Task details: The required answer is an exact copy of every entry underneath.

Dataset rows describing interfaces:
——————————
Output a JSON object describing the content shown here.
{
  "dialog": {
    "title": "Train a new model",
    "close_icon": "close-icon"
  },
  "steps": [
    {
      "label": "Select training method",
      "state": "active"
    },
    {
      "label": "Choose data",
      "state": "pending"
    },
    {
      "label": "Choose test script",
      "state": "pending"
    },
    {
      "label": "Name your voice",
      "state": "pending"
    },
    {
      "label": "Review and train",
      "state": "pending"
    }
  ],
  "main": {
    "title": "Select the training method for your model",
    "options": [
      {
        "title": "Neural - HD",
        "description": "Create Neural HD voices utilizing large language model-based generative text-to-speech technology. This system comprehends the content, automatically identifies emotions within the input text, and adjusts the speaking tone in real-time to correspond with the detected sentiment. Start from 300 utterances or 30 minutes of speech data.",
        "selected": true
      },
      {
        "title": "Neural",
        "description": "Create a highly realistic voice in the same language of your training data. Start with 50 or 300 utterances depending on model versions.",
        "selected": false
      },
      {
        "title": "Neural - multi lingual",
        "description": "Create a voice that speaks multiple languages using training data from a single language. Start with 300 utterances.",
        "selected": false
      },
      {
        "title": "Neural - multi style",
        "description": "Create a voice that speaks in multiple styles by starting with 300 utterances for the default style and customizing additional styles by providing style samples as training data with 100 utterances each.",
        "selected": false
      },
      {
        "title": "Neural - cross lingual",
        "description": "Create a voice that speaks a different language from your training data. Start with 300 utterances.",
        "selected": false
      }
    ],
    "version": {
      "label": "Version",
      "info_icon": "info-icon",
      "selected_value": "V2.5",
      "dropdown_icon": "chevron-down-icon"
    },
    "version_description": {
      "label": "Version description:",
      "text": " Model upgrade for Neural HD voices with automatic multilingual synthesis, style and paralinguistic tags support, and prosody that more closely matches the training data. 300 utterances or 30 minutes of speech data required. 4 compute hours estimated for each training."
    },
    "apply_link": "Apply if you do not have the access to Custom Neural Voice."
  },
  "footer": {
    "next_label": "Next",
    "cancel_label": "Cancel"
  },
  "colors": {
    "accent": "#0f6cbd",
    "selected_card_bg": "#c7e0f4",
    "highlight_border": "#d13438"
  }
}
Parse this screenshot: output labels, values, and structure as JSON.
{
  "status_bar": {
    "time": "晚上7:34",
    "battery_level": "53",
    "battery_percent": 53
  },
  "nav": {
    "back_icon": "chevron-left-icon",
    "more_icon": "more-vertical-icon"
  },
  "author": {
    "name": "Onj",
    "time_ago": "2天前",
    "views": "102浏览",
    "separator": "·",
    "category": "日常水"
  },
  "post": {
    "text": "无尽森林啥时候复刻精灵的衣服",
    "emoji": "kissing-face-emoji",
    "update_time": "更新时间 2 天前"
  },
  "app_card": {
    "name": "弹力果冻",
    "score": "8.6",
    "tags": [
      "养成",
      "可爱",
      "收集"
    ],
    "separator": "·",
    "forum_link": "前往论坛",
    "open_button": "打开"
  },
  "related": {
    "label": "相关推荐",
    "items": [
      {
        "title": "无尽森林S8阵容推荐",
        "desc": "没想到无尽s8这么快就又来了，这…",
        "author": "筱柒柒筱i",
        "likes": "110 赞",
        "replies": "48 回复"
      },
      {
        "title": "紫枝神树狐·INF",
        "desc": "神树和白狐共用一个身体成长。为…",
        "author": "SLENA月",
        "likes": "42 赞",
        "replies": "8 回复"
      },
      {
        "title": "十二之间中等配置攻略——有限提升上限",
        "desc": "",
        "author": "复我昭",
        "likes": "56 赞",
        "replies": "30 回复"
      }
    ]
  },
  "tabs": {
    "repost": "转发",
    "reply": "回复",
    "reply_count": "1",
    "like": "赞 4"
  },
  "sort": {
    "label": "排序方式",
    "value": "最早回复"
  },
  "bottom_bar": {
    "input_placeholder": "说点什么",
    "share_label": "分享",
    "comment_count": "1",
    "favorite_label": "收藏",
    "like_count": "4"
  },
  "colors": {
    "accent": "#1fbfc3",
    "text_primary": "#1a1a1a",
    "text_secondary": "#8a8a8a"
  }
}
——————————
Answer for this exercise:
Output a JSON object describing the content shown here.
{
  "dialog": {
    "title": "Train a new model",
    "close_icon": "close-icon"
  },
  "steps": [
    {
      "label": "Select training method",
      "state": "active"
    },
    {
      "label": "Choose data",
      "state": "pending"
    },
    {
      "label": "Choose test script",
      "state": "pending"
    },
    {
      "label": "Name your voice",
      "state": "pending"
    },
    {
      "label": "Review and train",
      "state": "pending"
    }
  ],
  "main": {
    "title": "Select the training method for your model",
    "options": [
      {
        "title": "Neural - HD",
        "description": "Create Neural HD voices utilizing large language model-based generative text-to-speech technology. This system comprehends the content, automatically identifies emotions within the input text, and adjusts the speaking tone in real-time to correspond with the detected sentiment. Start from 300 utterances or 30 minutes of speech data.",
        "selected": true
      },
      {
        "title": "Neural",
        "description": "Create a highly realistic voice in the same language of your training data. Start with 50 or 300 utterances depending on model versions.",
        "selected": false
      },
      {
        "title": "Neural - multi lingual",
        "description": "Create a voice that speaks multiple languages using training data from a single language. Start with 300 utterances.",
        "selected": false
      },
      {
        "title": "Neural - multi style",
        "description": "Create a voice that speaks in multiple styles by starting with 300 utterances for the default style and customizing additional styles by providing style samples as training data with 100 utterances each.",
        "selected": false
      },
      {
        "title": "Neural - cross lingual",
        "description": "Create a voice that speaks a different language from your training data. Start with 300 utterances.",
        "selected": false
      }
    ],
    "version": {
      "label": "Version",
      "info_icon": "info-icon",
      "selected_value": "V2.5",
      "dropdown_icon": "chevron-down-icon"
    },
    "version_description": {
      "label": "Version description:",
      "text": " Model upgrade for Neural HD voices with automatic multilingual synthesis, style and paralinguistic tags support, and prosody that more closely matches the training data. 300 utterances or 30 minutes of speech data required. 4 compute hours estimated for each training."
    },
    "apply_link": "Apply if you do not have the access to Custom Neural Voice."
  },
  "footer": {
    "next_label": "Next",
    "cancel_label": "Cancel"
  },
  "colors": {
    "accent": "#0f6cbd",
    "selected_card_bg": "#c7e0f4",
    "highlight_border": "#d13438"
  }
}
Parse this screenshot: output labels, values, and structure as JSON.
{
  "status_bar": {
    "time": "晚上7:34",
    "battery_level": "53",
    "battery_percent": 53
  },
  "nav": {
    "back_icon": "chevron-left-icon",
    "more_icon": "more-vertical-icon"
  },
  "author": {
    "name": "Onj",
    "time_ago": "2天前",
    "views": "102浏览",
    "separator": "·",
    "category": "日常水"
  },
  "post": {
    "text": "无尽森林啥时候复刻精灵的衣服",
    "emoji": "kissing-face-emoji",
    "update_time": "更新时间 2 天前"
  },
  "app_card": {
    "name": "弹力果冻",
    "score": "8.6",
    "tags": [
      "养成",
      "可爱",
      "收集"
    ],
    "separator": "·",
    "forum_link": "前往论坛",
    "open_button": "打开"
  },
  "related": {
    "label": "相关推荐",
    "items": [
      {
        "title": "无尽森林S8阵容推荐",
        "desc": "没想到无尽s8这么快就又来了，这…",
        "author": "筱柒柒筱i",
        "likes": "110 赞",
        "replies": "48 回复"
      },
      {
        "title": "紫枝神树狐·INF",
        "desc": "神树和白狐共用一个身体成长。为…",
        "author": "SLENA月",
        "likes": "42 赞",
        "replies": "8 回复"
      },
      {
        "title": "十二之间中等配置攻略——有限提升上限",
        "desc": "",
        "author": "复我昭",
        "likes": "56 赞",
        "replies": "30 回复"
      }
    ]
  },
  "tabs": {
    "repost": "转发",
    "reply": "回复",
    "reply_count": "1",
    "like": "赞 4"
  },
  "sort": {
    "label": "排序方式",
    "value": "最早回复"
  },
  "bottom_bar": {
    "input_placeholder": "说点什么",
    "share_label": "分享",
    "comment_count": "1",
    "favorite_label": "收藏",
    "like_count": "4"
  },
  "colors": {
    "accent": "#1fbfc3",
    "text_primary": "#1a1a1a",
    "text_secondary": "#8a8a8a"
  }
}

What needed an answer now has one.